#### What to produce:
The entries below are to be copied exactly, with nothing left out.

#### Extracted entries:
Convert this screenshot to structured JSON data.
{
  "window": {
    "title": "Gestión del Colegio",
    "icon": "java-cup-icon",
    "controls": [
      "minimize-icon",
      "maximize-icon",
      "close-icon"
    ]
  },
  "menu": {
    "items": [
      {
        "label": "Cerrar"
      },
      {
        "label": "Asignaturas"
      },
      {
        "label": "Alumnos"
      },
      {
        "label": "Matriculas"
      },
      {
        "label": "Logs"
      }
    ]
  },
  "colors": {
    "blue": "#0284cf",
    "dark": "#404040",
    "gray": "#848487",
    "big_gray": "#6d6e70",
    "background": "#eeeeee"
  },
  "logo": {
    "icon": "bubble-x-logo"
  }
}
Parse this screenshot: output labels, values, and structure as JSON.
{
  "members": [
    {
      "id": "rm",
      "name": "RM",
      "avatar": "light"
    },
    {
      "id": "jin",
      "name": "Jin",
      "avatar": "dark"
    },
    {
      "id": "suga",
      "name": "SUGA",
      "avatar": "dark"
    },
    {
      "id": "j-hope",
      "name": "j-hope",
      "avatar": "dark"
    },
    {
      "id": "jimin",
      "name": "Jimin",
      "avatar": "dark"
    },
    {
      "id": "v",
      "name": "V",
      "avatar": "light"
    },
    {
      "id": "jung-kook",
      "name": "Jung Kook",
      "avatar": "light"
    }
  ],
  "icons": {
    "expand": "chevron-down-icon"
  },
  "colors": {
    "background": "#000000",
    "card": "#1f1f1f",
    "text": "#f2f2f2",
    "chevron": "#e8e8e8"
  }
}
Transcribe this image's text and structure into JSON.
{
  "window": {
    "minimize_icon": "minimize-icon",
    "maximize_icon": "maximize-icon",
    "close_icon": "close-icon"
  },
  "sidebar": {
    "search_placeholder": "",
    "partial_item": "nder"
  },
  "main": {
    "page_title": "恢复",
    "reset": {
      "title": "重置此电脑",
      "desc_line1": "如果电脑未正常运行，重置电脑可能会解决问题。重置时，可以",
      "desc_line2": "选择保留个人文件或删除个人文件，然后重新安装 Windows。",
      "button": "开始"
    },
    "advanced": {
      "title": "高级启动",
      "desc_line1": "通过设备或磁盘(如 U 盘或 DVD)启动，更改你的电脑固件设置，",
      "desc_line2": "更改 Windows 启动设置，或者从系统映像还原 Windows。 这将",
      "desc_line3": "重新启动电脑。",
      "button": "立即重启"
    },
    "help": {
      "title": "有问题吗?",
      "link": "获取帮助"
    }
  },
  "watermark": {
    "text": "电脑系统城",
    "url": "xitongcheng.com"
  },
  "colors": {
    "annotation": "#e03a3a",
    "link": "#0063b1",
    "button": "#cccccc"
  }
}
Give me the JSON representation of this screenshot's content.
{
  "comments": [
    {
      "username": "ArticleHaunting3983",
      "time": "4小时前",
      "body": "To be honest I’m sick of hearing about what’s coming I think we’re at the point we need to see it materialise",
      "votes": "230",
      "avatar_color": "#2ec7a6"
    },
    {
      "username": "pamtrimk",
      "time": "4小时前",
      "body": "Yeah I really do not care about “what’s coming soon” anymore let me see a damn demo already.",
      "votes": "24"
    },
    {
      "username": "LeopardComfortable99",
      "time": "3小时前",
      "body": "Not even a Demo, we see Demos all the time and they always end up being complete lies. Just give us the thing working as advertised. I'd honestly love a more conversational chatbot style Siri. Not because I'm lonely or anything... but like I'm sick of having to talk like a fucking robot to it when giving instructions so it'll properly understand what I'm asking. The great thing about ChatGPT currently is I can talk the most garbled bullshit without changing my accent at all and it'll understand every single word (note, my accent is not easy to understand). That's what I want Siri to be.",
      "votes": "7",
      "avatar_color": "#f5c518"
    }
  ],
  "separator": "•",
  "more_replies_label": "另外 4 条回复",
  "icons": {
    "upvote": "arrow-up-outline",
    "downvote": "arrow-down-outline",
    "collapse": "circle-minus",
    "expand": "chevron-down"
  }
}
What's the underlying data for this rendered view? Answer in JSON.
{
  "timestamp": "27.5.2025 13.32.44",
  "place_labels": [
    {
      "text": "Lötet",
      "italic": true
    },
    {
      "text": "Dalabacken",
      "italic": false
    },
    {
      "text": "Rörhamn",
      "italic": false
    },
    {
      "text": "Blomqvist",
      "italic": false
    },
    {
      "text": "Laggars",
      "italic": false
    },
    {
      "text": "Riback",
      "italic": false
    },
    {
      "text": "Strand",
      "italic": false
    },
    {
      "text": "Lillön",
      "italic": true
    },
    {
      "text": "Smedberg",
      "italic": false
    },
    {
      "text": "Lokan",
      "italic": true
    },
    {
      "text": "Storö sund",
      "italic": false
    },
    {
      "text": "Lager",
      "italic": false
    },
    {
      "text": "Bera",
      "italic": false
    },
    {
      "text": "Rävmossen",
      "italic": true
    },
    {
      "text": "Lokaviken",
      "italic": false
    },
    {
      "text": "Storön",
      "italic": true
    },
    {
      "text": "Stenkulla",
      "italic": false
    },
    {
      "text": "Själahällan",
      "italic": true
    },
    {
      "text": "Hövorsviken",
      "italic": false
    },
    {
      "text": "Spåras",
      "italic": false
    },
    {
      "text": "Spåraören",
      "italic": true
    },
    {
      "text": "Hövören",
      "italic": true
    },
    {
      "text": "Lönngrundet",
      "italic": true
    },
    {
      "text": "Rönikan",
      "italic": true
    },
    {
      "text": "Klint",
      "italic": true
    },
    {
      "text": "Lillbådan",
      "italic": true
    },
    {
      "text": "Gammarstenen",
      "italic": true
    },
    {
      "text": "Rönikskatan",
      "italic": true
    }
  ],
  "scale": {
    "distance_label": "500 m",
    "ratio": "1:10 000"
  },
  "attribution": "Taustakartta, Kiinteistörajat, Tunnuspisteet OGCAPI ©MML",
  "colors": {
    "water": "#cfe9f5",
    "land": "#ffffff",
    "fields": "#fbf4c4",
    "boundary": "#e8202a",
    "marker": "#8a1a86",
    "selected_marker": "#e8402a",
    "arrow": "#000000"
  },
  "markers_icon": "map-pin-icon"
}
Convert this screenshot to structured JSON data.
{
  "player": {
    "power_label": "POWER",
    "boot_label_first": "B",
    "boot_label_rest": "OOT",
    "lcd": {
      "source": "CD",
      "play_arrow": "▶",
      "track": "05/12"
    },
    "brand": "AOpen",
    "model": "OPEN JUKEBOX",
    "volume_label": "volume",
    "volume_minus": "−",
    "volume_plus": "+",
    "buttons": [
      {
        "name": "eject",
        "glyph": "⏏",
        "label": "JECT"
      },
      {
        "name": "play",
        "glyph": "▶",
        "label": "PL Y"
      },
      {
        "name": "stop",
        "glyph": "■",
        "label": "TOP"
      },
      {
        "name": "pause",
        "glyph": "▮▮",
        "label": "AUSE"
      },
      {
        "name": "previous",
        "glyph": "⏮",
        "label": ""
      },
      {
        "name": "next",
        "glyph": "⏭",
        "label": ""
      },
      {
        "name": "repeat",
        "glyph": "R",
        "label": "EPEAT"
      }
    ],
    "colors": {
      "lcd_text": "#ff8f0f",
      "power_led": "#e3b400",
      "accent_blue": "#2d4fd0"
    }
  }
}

#### Solution:
Convert this screenshot to structured JSON data.
{
  "window": {
    "title": "Gestión del Colegio",
    "icon": "java-cup-icon",
    "controls": [
      "minimize-icon",
      "maximize-icon",
      "close-icon"
    ]
  },
  "menu": {
    "items": [
      {
        "label": "Cerrar"
      },
      {
        "label": "Asignaturas"
      },
      {
        "label": "Alumnos"
      },
      {
        "label": "Matriculas"
      },
      {
        "label": "Logs"
      }
    ]
  },
  "colors": {
    "blue": "#0284cf",
    "dark": "#404040",
    "gray": "#848487",
    "big_gray": "#6d6e70",
    "background": "#eeeeee"
  },
  "logo": {
    "icon": "bubble-x-logo"
  }
}
Parse this screenshot: output labels, values, and structure as JSON.
{
  "members": [
    {
      "id": "rm",
      "name": "RM",
      "avatar": "light"
    },
    {
      "id": "jin",
      "name": "Jin",
      "avatar": "dark"
    },
    {
      "id": "suga",
      "name": "SUGA",
      "avatar": "dark"
    },
    {
      "id": "j-hope",
      "name": "j-hope",
      "avatar": "dark"
    },
    {
      "id": "jimin",
      "name": "Jimin",
      "avatar": "dark"
    },
    {
      "id": "v",
      "name": "V",
      "avatar": "light"
    },
    {
      "id": "jung-kook",
      "name": "Jung Kook",
      "avatar": "light"
    }
  ],
  "icons": {
    "expand": "chevron-down-icon"
  },
  "colors": {
    "background": "#000000",
    "card": "#1f1f1f",
    "text": "#f2f2f2",
    "chevron": "#e8e8e8"
  }
}
Transcribe this image's text and structure into JSON.
{
  "window": {
    "minimize_icon": "minimize-icon",
    "maximize_icon": "maximize-icon",
    "close_icon": "close-icon"
  },
  "sidebar": {
    "search_placeholder": "",
    "partial_item": "nder"
  },
  "main": {
    "page_title": "恢复",
    "reset": {
      "title": "重置此电脑",
      "desc_line1": "如果电脑未正常运行，重置电脑可能会解决问题。重置时，可以",
      "desc_line2": "选择保留个人文件或删除个人文件，然后重新安装 Windows。",
      "button": "开始"
    },
    "advanced": {
      "title": "高级启动",
      "desc_line1": "通过设备或磁盘(如 U 盘或 DVD)启动，更改你的电脑固件设置，",
      "desc_line2": "更改 Windows 启动设置，或者从系统映像还原 Windows。 这将",
      "desc_line3": "重新启动电脑。",
      "button": "立即重启"
    },
    "help": {
      "title": "有问题吗?",
      "link": "获取帮助"
    }
  },
  "watermark": {
    "text": "电脑系统城",
    "url": "xitongcheng.com"
  },
  "colors": {
    "annotation": "#e03a3a",
    "link": "#0063b1",
    "button": "#cccccc"
  }
}
Give me the JSON representation of this screenshot's content.
{
  "comments": [
    {
      "username": "ArticleHaunting3983",
      "time": "4小时前",
      "body": "To be honest I’m sick of hearing about what’s coming I think we’re at the point we need to see it materialise",
      "votes": "230",
      "avatar_color": "#2ec7a6"
    },
    {
      "username": "pamtrimk",
      "time": "4小时前",
      "body": "Yeah I really do not care about “what’s coming soon” anymore let me see a damn demo already.",
      "votes": "24"
    },
    {
      "username": "LeopardComfortable99",
      "time": "3小时前",
      "body": "Not even a Demo, we see Demos all the time and they always end up being complete lies. Just give us the thing working as advertised. I'd honestly love a more conversational chatbot style Siri. Not because I'm lonely or anything... but like I'm sick of having to talk like a fucking robot to it when giving instructions so it'll properly understand what I'm asking. The great thing about ChatGPT currently is I can talk the most garbled bullshit without changing my accent at all and it'll understand every single word (note, my accent is not easy to understand). That's what I want Siri to be.",
      "votes": "7",
      "avatar_color": "#f5c518"
    }
  ],
  "separator": "•",
  "more_replies_label": "另外 4 条回复",
  "icons": {
    "upvote": "arrow-up-outline",
    "downvote": "arrow-down-outline",
    "collapse": "circle-minus",
    "expand": "chevron-down"
  }
}
What's the underlying data for this rendered view? Answer in JSON.
{
  "timestamp": "27.5.2025 13.32.44",
  "place_labels": [
    {
      "text": "Lötet",
      "italic": true
    },
    {
      "text": "Dalabacken",
      "italic": false
    },
    {
      "text": "Rörhamn",
      "italic": false
    },
    {
      "text": "Blomqvist",
      "italic": false
    },
    {
      "text": "Laggars",
      "italic": false
    },
    {
      "text": "Riback",
      "italic": false
    },
    {
      "text": "Strand",
      "italic": false
    },
    {
      "text": "Lillön",
      "italic": true
    },
    {
      "text": "Smedberg",
      "italic": false
    },
    {
      "text": "Lokan",
      "italic": true
    },
    {
      "text": "Storö sund",
      "italic": false
    },
    {
      "text": "Lager",
      "italic": false
    },
    {
      "text": "Bera",
      "italic": false
    },
    {
      "text": "Rävmossen",
      "italic": true
    },
    {
      "text": "Lokaviken",
      "italic": false
    },
    {
      "text": "Storön",
      "italic": true
    },
    {
      "text": "Stenkulla",
      "italic": false
    },
    {
      "text": "Själahällan",
      "italic": true
    },
    {
      "text": "Hövorsviken",
      "italic": false
    },
    {
      "text": "Spåras",
      "italic": false
    },
    {
      "text": "Spåraören",
      "italic": true
    },
    {
      "text": "Hövören",
      "italic": true
    },
    {
      "text": "Lönngrundet",
      "italic": true
    },
    {
      "text": "Rönikan",
      "italic": true
    },
    {
      "text": "Klint",
      "italic": true
    },
    {
      "text": "Lillbådan",
      "italic": true
    },
    {
      "text": "Gammarstenen",
      "italic": true
    },
    {
      "text": "Rönikskatan",
      "italic": true
    }
  ],
  "scale": {
    "distance_label": "500 m",
    "ratio": "1:10 000"
  },
  "attribution": "Taustakartta, Kiinteistörajat, Tunnuspisteet OGCAPI ©MML",
  "colors": {
    "water": "#cfe9f5",
    "land": "#ffffff",
    "fields": "#fbf4c4",
    "boundary": "#e8202a",
    "marker": "#8a1a86",
    "selected_marker": "#e8402a",
    "arrow": "#000000"
  },
  "markers_icon": "map-pin-icon"
}
Convert this screenshot to structured JSON data.
{
  "player": {
    "power_label": "POWER",
    "boot_label_first": "B",
    "boot_label_rest": "OOT",
    "lcd": {
      "source": "CD",
      "play_arrow": "▶",
      "track": "05/12"
    },
    "brand": "AOpen",
    "model": "OPEN JUKEBOX",
    "volume_label": "volume",
    "volume_minus": "−",
    "volume_plus": "+",
    "buttons": [
      {
        "name": "eject",
        "glyph": "⏏",
        "label": "JECT"
      },
      {
        "name": "play",
        "glyph": "▶",
        "label": "PL Y"
      },
      {
        "name": "stop",
        "glyph": "■",
        "label": "TOP"
      },
      {
        "name": "pause",
        "glyph": "▮▮",
        "label": "AUSE"
      },
      {
        "name": "previous",
        "glyph": "⏮",
        "label": ""
      },
      {
        "name": "next",
        "glyph": "⏭",
        "label": ""
      },
      {
        "name": "repeat",
        "glyph": "R",
        "label": "EPEAT"
      }
    ],
    "colors": {
      "lcd_text": "#ff8f0f",
      "power_led": "#e3b400",
      "accent_blue": "#2d4fd0"
    }
  }
}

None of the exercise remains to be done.